Neutron stars are among the densest-known objects in the universe, withstanding pressures so great that one teaspoon of a star's material would equal about 15 times the weight of the moon. Yet as it turns out, protons—the fundamental particles that make up most of the visible matter in the universe—contain even higher pressures.
For the first time, MIT physicists have calculated a proton's pressure distribution, and found that the particle contains a highly pressurized core that, at its most intense point, is generating greater pressures than are found inside a neutron star.
This core pushes out from the proton's center, while the surrounding region pushes inward. (Imagine a baseball attempting to expand inside a soccer ball that is collapsing.) The competing pressures act to stabilize the proton's overall structure.
The physicists' results, published today in Physical Review Letters, represent the first time that scientists have calculated a proton's pressure distribution by taking into account the contributions of both quarks and gluons, the proton's fundamental, subnuclear constituents.
"Pressure is a fundamental aspect of the proton that we know very little about at the moment," says lead author Phiala Shanahan, assistant professor of physics at MIT. "Now we've found that quarks and gluons in the center of the proton are generating significant outward pressure, and further to the edges, there's a confining pressure. With this result, we're driving toward a complete picture of the proton's structure."
Shanahan carried out the study with co-author William Detmold, associate professor of physics at MIT.
In May 2018, physicists at the U.S. Department of Energy's Thomas Jefferson National Accelerator Facility announced that they had measured the proton's pressure distribution for the first time, using a beam of electrons that they fired at a target made of hydrogen. The electrons interacted with quarks inside the protons in the target. The physicists then determined the pressure distribution throughout the proton, based on the way in which the electrons scattered from the target. Their results showed a high-pressure center in the proton that at its point of highest pressure measured about 1035 pascals, or 10 times the pressure inside a neutron star.
However, Shanahan says their picture of the proton's pressure was incomplete.
"They found a pretty remarkable result," Shanahan says. "But that result was subject to a number of important assumtions that were necessary because of our incomplete understanding."
Specifically, the researchers based their pressure estimates on the interactions of a proton's quarks, but not its gluons. Protons consist of both quarks and gluons, which continuously interact in a dynamic and fluctuating way inside the proton. The Jefferson Lab team was only able to determine the contributions of quarks with its detector, which Shanahan says leaves out a large part of a proton's pressure contribution.
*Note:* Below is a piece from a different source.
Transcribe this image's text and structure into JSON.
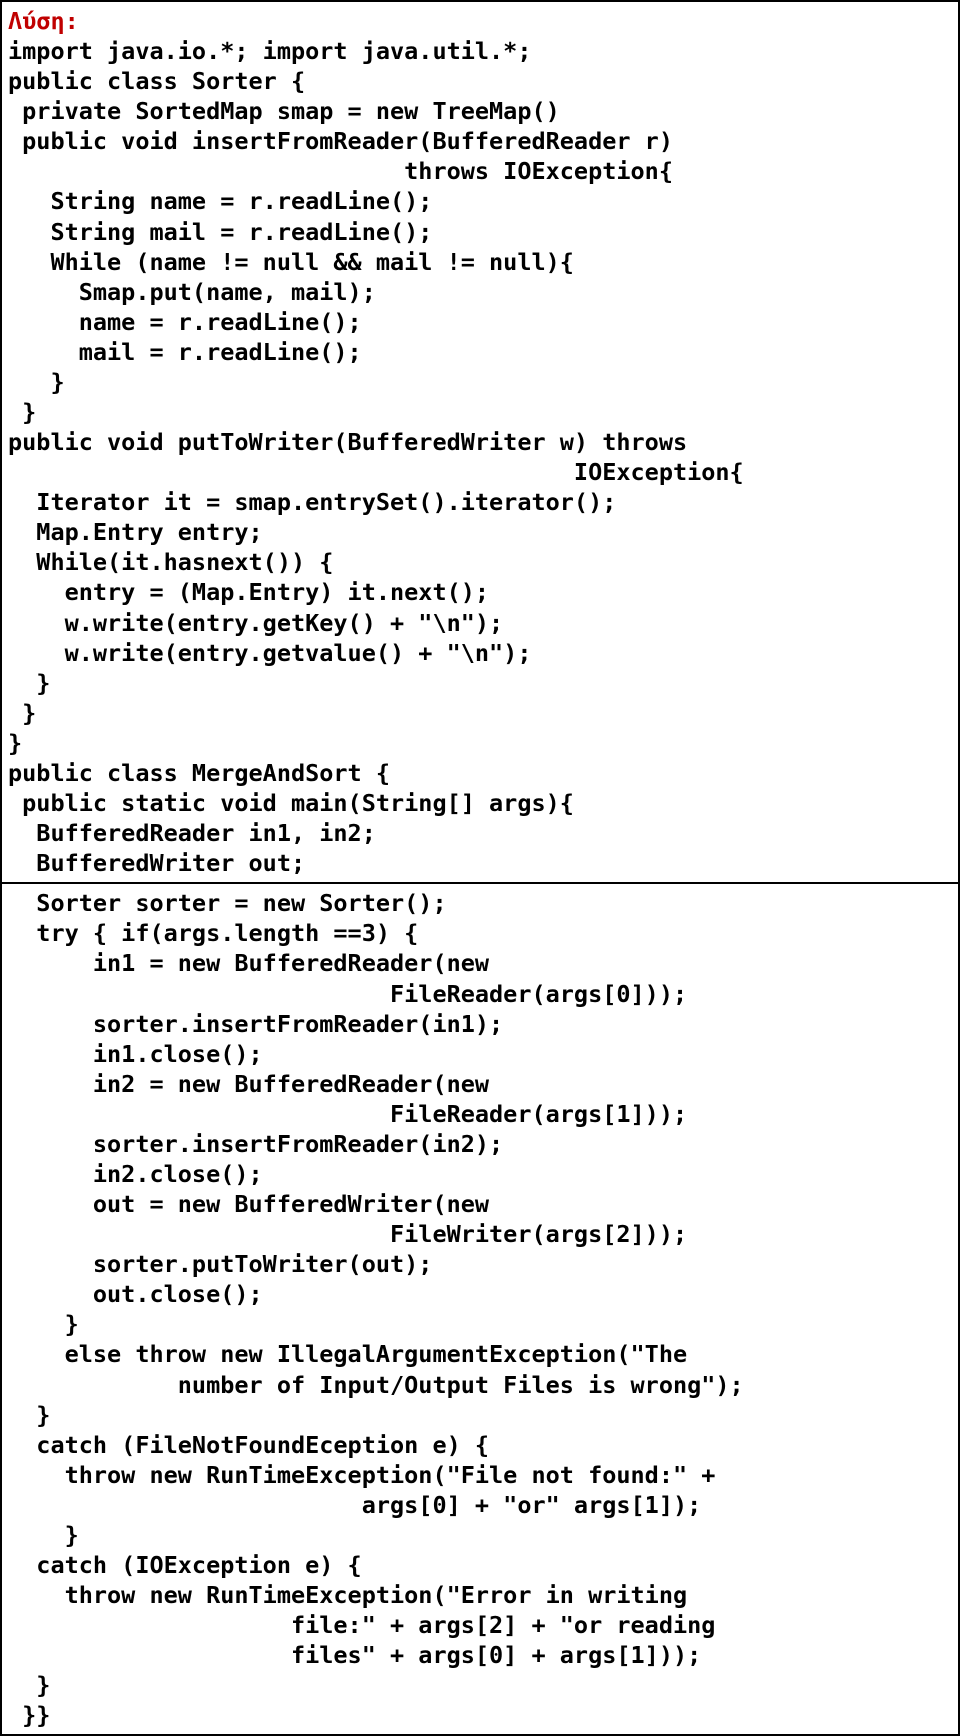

"Over the last 60 years, we've built up quite a good understanding of the role of quarks in the structure of the proton," she says. "But gluon structure is far, far harder to understand since it is notoriously difficult to measure or calculate."
A gluon shift
Instead of measuring a proton's pressure using particle accelerators, Shanahan and Detmold looked to include gluons' role by using supercomputers to calculate the interactions between quarks and gluons that contribute to a proton's pressure.
"Inside a proton, there's a bubbling quantum vacuum of pairs of quarks and antiquarks, as well as gluons, appearing and disappearing," Shanahan says. "Our calculations include all of these dynamical fluctuations."
To do this, the team employed a technique in physics known as lattice QCD, for quantum chromodynamics, which is a set of equations that describes the strong force, one of the three fundamental forces of the Standard Model of particle physics. (The other two are the weak and electromagnetic force.) The strong force is what binds quarks and gluons to ultimately make a proton.
Lattice QCD calculations use a four-dimensional grid, or lattice, of points to represent the three dimensions of space and one of time. The researchers calculated the pressure inside the proton using the equations of Quantum Chromodynamics defined on the lattice.
"It's hugely computationally demanding, so we use the most powerful supercomputers in the world to do these calculations," Shanahan explains.
The team spent about 18 months running various configurations of quarks and gluons through several different supercomputers, then determined the average pressure at each point from the center of the proton, out to its edge.
Compared with the Jefferson Lab results, Shanahan and Detmold found that, by including the contribution of gluons, the distribution of pressure in the proton shifted significantly.
"We've looked at the gluon contribution to the pressure distribution for the first time, and we can really see that relative to the previous results the peak has become stronger, and the pressure distribution extends further from the center of the proton," Shanahan says.
In other words, it appears that the highest pressure in the proton is around 1035 pascals, or 10 times that of a neutron star, similar to what researchers at Jefferson Lab reported. The surrounding low-pressure region extends farther than previously estimated.
Confirming these new calculations will require much more powerful detectors, such as the Electron-Ion Collider, a proposed particle accelerator that physicists aim to use to probe the inner structures of protons and neutrons, in more detail than ever before, including gluons.
"We're in the early days of understanding quantitatively the role of gluons in a proton," Shanahan says. "By combining the experimentally measured quark contribution, with our new calculation of the gluon piece, we have the first complete picture of the proton's pressure, which is a prediction that can be tested at the new collider in the next 10 years."